My question is I see a lot of counterbalanced putters on the market now. What exactly is that and is there any benefit to it?
Counter balancing a putter is normally done by adding weight to both ends of the putter and in many cases is done in conjunction with an increase in the length of the putter by several inches, even though it is not intended for the golfer to grip the putter at the extended section.
The putting stroke is similar to the motion of a pendulum made up of the shoulders arms and the putter, swinging in, approximately, a 10-degree inclined plane. The putter head rotates about the spine axis, with the pivot point between your shoulder blades, and all other parts of the system fixed.
The putter, hands, arms, and shoulders are all a single rigid system. This is not truly the case because there is a little movement but the object is minimizing the movement at the joints of the system i.e. the wrists, elbows, and shoulder joints.
Increasing the weight of the system at any point away from the axis will increase the Moment of Inertia (MOI) of the system making it a little more difficult to get the system (pendulum) into motion from the start of the stroke, and the change from the back stroke to the forward motion requires a little more energy

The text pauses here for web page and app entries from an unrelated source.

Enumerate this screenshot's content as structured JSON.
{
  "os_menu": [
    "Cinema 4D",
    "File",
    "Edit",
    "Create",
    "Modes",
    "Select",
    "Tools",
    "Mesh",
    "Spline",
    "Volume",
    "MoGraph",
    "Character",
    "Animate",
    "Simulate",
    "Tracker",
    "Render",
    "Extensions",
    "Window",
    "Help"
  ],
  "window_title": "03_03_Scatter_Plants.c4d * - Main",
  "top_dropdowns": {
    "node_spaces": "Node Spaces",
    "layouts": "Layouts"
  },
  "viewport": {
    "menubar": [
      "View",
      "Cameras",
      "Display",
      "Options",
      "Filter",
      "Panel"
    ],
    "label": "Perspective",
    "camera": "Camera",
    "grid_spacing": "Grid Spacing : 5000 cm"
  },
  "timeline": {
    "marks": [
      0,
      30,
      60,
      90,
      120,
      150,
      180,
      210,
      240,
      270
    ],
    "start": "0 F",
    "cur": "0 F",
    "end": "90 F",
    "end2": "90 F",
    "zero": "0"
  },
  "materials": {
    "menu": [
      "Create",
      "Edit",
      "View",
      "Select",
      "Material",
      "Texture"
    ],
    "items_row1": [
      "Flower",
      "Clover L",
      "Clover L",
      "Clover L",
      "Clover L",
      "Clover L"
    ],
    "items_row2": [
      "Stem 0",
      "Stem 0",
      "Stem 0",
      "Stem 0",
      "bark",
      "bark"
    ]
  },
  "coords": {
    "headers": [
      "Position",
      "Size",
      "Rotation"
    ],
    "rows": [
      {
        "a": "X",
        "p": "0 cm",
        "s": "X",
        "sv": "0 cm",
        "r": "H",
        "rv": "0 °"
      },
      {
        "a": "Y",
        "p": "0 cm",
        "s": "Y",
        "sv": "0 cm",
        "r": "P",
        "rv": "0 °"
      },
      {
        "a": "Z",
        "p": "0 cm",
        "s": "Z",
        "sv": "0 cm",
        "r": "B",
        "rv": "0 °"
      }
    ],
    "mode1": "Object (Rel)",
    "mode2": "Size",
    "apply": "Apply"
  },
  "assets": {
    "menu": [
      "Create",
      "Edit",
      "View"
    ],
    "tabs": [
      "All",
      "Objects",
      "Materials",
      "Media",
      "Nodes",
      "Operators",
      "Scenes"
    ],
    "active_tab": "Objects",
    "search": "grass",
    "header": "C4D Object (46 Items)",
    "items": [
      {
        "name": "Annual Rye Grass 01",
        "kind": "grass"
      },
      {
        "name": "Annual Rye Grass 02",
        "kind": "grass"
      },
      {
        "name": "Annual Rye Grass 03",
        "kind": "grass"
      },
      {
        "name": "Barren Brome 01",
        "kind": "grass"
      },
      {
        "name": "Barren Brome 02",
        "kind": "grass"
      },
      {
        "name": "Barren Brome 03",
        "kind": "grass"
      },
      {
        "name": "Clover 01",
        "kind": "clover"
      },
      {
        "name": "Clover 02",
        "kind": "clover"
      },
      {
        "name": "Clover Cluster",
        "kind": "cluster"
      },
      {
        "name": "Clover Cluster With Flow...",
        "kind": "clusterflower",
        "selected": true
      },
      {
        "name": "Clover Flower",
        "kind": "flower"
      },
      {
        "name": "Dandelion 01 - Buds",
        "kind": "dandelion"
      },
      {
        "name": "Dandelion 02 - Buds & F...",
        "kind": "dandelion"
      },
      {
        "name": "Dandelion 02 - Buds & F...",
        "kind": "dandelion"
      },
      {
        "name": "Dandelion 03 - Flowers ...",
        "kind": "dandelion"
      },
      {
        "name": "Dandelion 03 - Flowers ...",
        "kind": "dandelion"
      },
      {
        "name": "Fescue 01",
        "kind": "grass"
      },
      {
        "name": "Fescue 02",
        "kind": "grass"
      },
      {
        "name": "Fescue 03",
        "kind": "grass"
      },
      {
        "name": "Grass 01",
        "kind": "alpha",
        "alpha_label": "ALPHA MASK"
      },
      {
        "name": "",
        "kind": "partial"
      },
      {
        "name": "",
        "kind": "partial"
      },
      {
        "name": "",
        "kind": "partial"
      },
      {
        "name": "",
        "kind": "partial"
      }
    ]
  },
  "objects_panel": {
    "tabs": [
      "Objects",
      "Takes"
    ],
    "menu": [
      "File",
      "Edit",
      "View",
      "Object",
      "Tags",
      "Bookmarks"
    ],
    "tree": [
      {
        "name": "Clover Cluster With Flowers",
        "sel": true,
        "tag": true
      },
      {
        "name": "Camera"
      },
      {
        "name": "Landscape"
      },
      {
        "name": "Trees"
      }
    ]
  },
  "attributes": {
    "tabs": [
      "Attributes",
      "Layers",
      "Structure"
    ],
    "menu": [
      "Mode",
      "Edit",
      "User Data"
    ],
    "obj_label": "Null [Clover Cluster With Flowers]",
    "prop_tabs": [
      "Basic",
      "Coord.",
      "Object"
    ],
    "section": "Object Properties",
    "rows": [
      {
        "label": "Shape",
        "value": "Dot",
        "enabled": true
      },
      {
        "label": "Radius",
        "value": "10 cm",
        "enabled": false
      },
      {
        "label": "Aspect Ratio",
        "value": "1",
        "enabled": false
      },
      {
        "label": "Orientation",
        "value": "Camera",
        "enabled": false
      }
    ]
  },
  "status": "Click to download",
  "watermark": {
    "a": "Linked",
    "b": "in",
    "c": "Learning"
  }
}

The reason why you see a number of manufacturers jumping on this band wagon I believe, is because they don’t want to miss out on anything that is considered the “New” thing which initially sells reasonably well until the next “New” thing arrives on the scene.
I will keep my eye on this new development and if there is any data available to show the benefit to golfers I will report it to our readers.
Rick, I hope this answers your question and gives you something to think about for the rest of the winter in Michigan, which hopefully will not last too much longer. Spending some time reading The Fundamentals of Putting may do you more good than a counter-balanced putter and cost a lot less.